A movie producer craving quintessential small-town atmosphere could have found it Saturday in the community of Crawford, west of Waco, where old-timers, the smell of roasting corn, a washer-tossing contest and the laughter of youngsters contributed to a spirit of friendliness as genuine as a handshake or a front-porch wave to a stranger.
Crawford, population 717, celebrated the 150th anniversary of its founding with touches that included a parade with plenty of horses, a classic car rally, “The Best Little Ag Show in Texas,” live music and a dance.
Visitors from all over Central Texas descended on the community tucked away in rolling farmland about a six-minute drive from McGregor. It is a town once primarily known for President George W. Bush’s nearby ranch, and a photo of the Bushes, George W. and former First Lady Laura, appears on a sign near Crawford’s downtown.
By midafternoon Saturday, the festival had welcomed between 3,000 and 4,000 visitors, and still had hours left on the schedule, said Van Massirer, a lifelong Crawford resident and a member of the planning committee.
“We’ve had a lot more than we expected, I’ll put it that way,” Massirer said. “Our car show attracted 44 entries, maybe more, despite competing with an established event in Clifton and a show in Moody. We had folks here from all over Central Texas, from around the state and even outside the state. I’ve talked with three ladies from Kentucky, all former schoolteachers, and a couple from Michigan.”
He said vendor sales, like the size of attendance, will exceed predictions.
“We will have to talk about how we want to spend the extra at our final meeting,” Massirer said. “We’ve already had multiple suggestions.”
Meanwhile, on the grounds, visitors had plenty to do and say.
“I like them old tractors because I worked on some like that when I was in high school.
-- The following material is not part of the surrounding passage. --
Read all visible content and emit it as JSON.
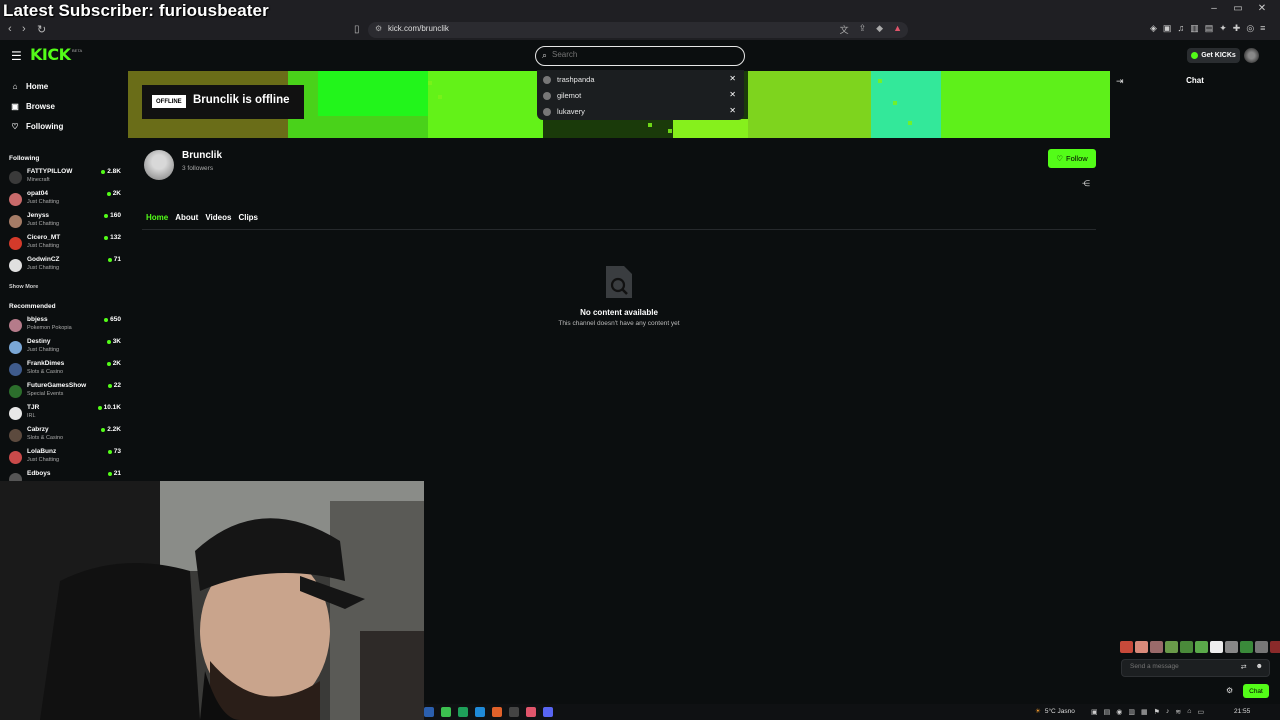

I like old things,” said Robert Murphree, 72, a Waco High School graduate and China Spring resident who stopped to chat while walking near a display of new and vintage farm equipment, many pieces carrying the green-and-yellow markings of John Deere.
Nearby, a band called The Cotton Pickers held court on a stage decorated with red, white and blue balloons. Playing fiddles, a banjo and guitars, members paid homage to classics including Hank Williams’ “I’m So Lonesome I Could Cry” and to the hymn “Amazing Grace,” written by John Newton.
“This is a first for the community, and it is wonderful, a great way to celebrate our heritage. It seems like the whole town is here,” said Heather Milam, whose family lives just outside Crawford near Hog Creek.
She has two daughters who are cheerleaders, a son on the varsity football team and a 10-year-old, all attending Crawford schools.
“There is nothing like a football game here on Friday night,” Milam said, watching youngsters of all ages sign their names and leave a message on a whitewashed wall near The Red Bull Gift & Gallery.
Justin Stanford, 35, was pushing daughter Jordan in a covered stroller. The yawning infant will turn 3 weeks old Sunday.
“This is pretty neat, the biggest thing I’ve seen around here,” Stanford said.
Cars, trucks and livestock trailers seemingly jammed into every space available along Crawford’s main street, Lone Star Parkway, and businesses fronting the thoroughfare saw their lots jammed with vehicles and retirees who brought lawn chairs to witness the parade.
Towering above the action were five grain silos hard against the railroad tracks and sporting a weigh-in station with blinking red numerals. Teens wore black head scarves marked with menacing the Crawford Pirates mascot; booths sold vintage hubcaps, jewelry, holiday decorations and doodads of every description; and signs pointed the way to a model train display.
“It’s all quite fun,” said Christi Walker, 64, a longtime math teacher at Crawford High School as she entered Chaney Bros. Coffee Co. downtown. “I’m very impressed with the amount of participation I’m seeing, and this is something I would like us to have every year.”
Walker mentioned with obvious pride that three former students at Crawford now teach math at Baylor University.
“We needed something like this, and turnout is better than I expected,” said Andy Rivas, 33, a longtime resident of Crawford. “I’m told we used to have street dances, but those were a long time ago.”
Wesley Brown, 74, was among the more than 40 entrants in the classic car show. His 1966 Ford Mustang turned a lot of heads.
“I bought it from a lady in Killeen who told me it had been parked for 31 years,” Brown said. “I’ve spent more than $30,000 to restore it, including putting $8,000 under the hood. I wouldn’t take less than that for it.”
Jimmy Grimes, 80, from Waco, displayed his “banana yellow” 1973 Dodge Challenger, which he has owned since 1995.
“I only drive it to shows like this,” Grimes said. “It gets 6 or 7 miles to the gallon, and I’ve gotta use high-test gas. It knocks like hell if I don’t.”
Jason Buie, 42, who teaches anatomy and physiology at Crawford High School, pointed to a ’58 Plymouth Savoy and said, “That’s my favorite.”
“This is a big community family, and the turnout has been huge,” he said.